Other interior appointments include an air mattress hide-a-bed, adjustable shelf pantry, LCD television, DVD player, full extension drawer guides, raised panel kitchen overhead cabinets and residentially inspired furnishings and fabrics. Prime time has started full production of LaCrosse at its facility in Wakarusa, Ind. Prime Time Manufacturing is a division of Forest River Inc., a Berkshire Hathaway company.
Forest River Inc. expects more than 1,600 people from about 600 RV dealerships to attend the company’s second annual dealer show Sept. 23-24 at its Elkhart, Ind., headquarters.

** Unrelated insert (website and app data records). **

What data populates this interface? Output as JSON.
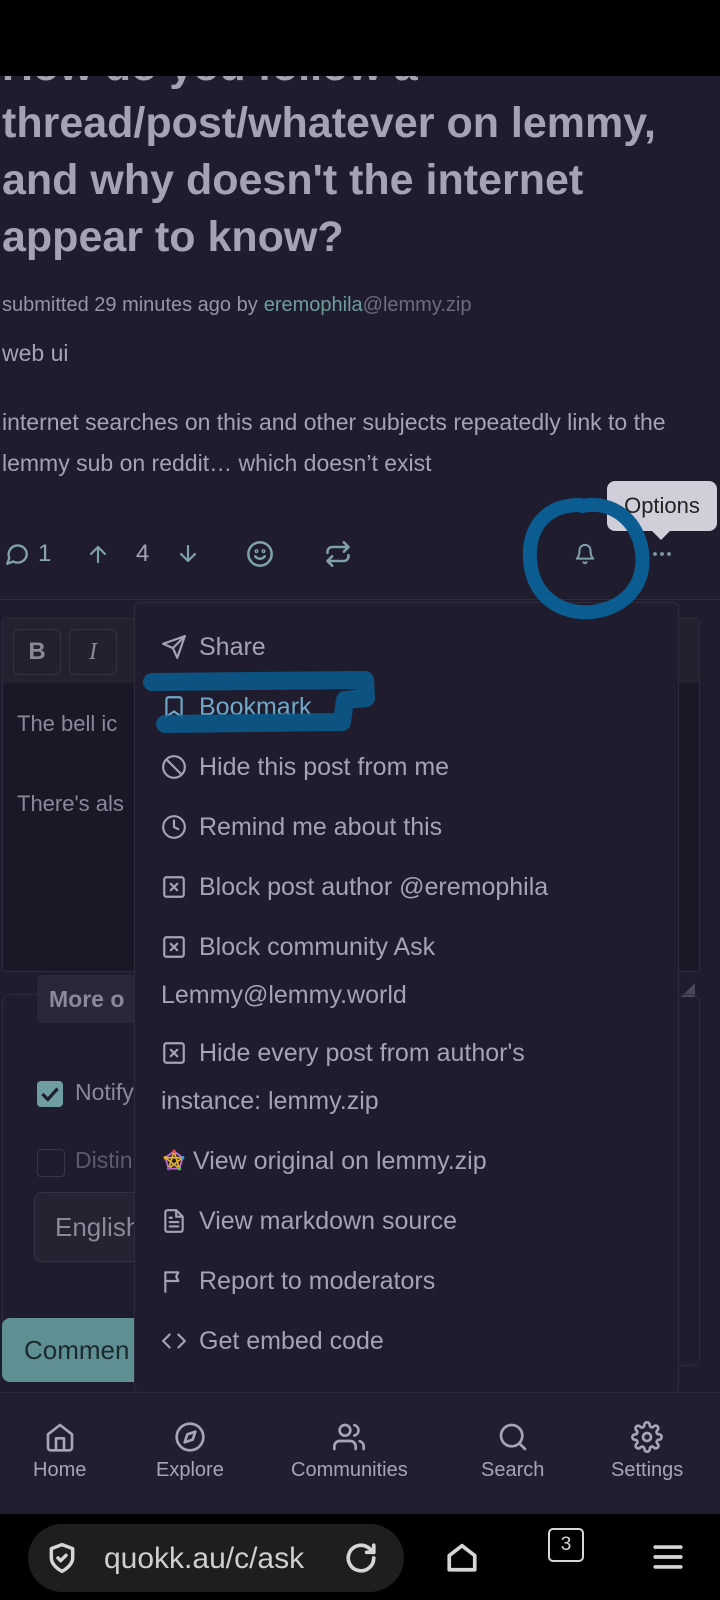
{
  "post": {
    "title": "How do you follow a thread/post/whatever on lemmy, and why doesn't the internet appear to know?",
    "meta_prefix": "submitted 29 minutes ago by",
    "author": "eremophila",
    "author_instance": "@lemmy.zip",
    "flair": "web ui",
    "body": "internet searches on this and other subjects repeatedly link to the lemmy sub on reddit… which doesn’t exist"
  },
  "actions": {
    "comments": "1",
    "score": "4"
  },
  "tooltip": "Options",
  "editor": {
    "bold": "B",
    "italic": "I",
    "line1": "The bell ic",
    "line2": "There's als"
  },
  "more_options": {
    "label": "More o",
    "notify_label": "Notify",
    "distinguish_label": "Distin",
    "notify_checked": true,
    "language": "English",
    "comment_button": "Commen"
  },
  "menu": {
    "items": [
      {
        "label": "Share",
        "icon": "send-icon"
      },
      {
        "label": "Bookmark",
        "icon": "bookmark-icon"
      },
      {
        "label": "Hide this post from me",
        "icon": "ban-icon"
      },
      {
        "label": "Remind me about this",
        "icon": "clock-icon"
      },
      {
        "label": "Block post author @eremophila",
        "icon": "x-square-icon"
      },
      {
        "label": "Block community Ask",
        "label2": "Lemmy@lemmy.world",
        "icon": "x-square-icon"
      },
      {
        "label": "Hide every post from author's",
        "label2": "instance: lemmy.zip",
        "icon": "x-square-icon"
      },
      {
        "label": "View original on lemmy.zip",
        "icon": "fediverse-icon"
      },
      {
        "label": "View markdown source",
        "icon": "file-text-icon"
      },
      {
        "label": "Report to moderators",
        "icon": "flag-icon"
      },
      {
        "label": "Get embed code",
        "icon": "code-icon"
      }
    ]
  },
  "nav": {
    "items": [
      {
        "label": "Home",
        "icon": "home-icon"
      },
      {
        "label": "Explore",
        "icon": "compass-icon"
      },
      {
        "label": "Communities",
        "icon": "users-icon"
      },
      {
        "label": "Search",
        "icon": "search-icon"
      },
      {
        "label": "Settings",
        "icon": "gear-icon"
      }
    ]
  },
  "browser": {
    "url": "quokk.au/c/ask",
    "tab_count": "3"
  },
  "colors": {
    "background": "#1f1c2e",
    "accent": "#6e9ea2",
    "highlight": "#6fa8c9",
    "annotation": "#0b5d91"
  }
}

Some 300 towable and motorized RVs will be on display, according to Forest River General Manager Jeff Babcock. ”This is by far a bigger show than last year,” Babcock said. ”We are going to have 150 more units here than we did last year.”
Forest River’s new division, Prime Time Manufacturing (initially called Lifetime RV) will show a 32-foot double-slide prototype of its new laminated fiberglass-and-aluminum LaCrosse travel trailer and fifth-wheel series that will retail from about $22,000.
”We will be starting to ship the first part of October,” said Prime Time President Jeff Rank, who founded the division with Vice President Chris Hermon.
On the motorized side, Forest River will introduce an entry-level, gas-powered Georgetown motorhome retailing in the high-$70,000s — somewhat less than previous versions.
”We are going to be going after the lower-end gas market,” Babcock said. ”The motorhome market is starting to come back and I think we’ve purged most of the inventory that was out there. There’s no question that we are going to be a power in the motorhome business. We are going to go after it aggressively.”
Additionally, new floorplans will be introduced in Forest River’s retro-look R-Pod travel trailer while the company’s Coachmen division will show redesigned Chapparal, Brookstone and North Ridge fifth-wheels in the first collective showing of Coachmen’s lineup since Forest River purchased Coachmen Industries Inc.’s RV division last December.
As Forest River did last year, the Berkshire Hathaway Inc. subsidiary will cover food and lodging costs for visiting dealers.
”We’ve had an unbelievable response from dealers,” Babcock said. ”Last year was small potatoes compared to what’s going to be going on this year.”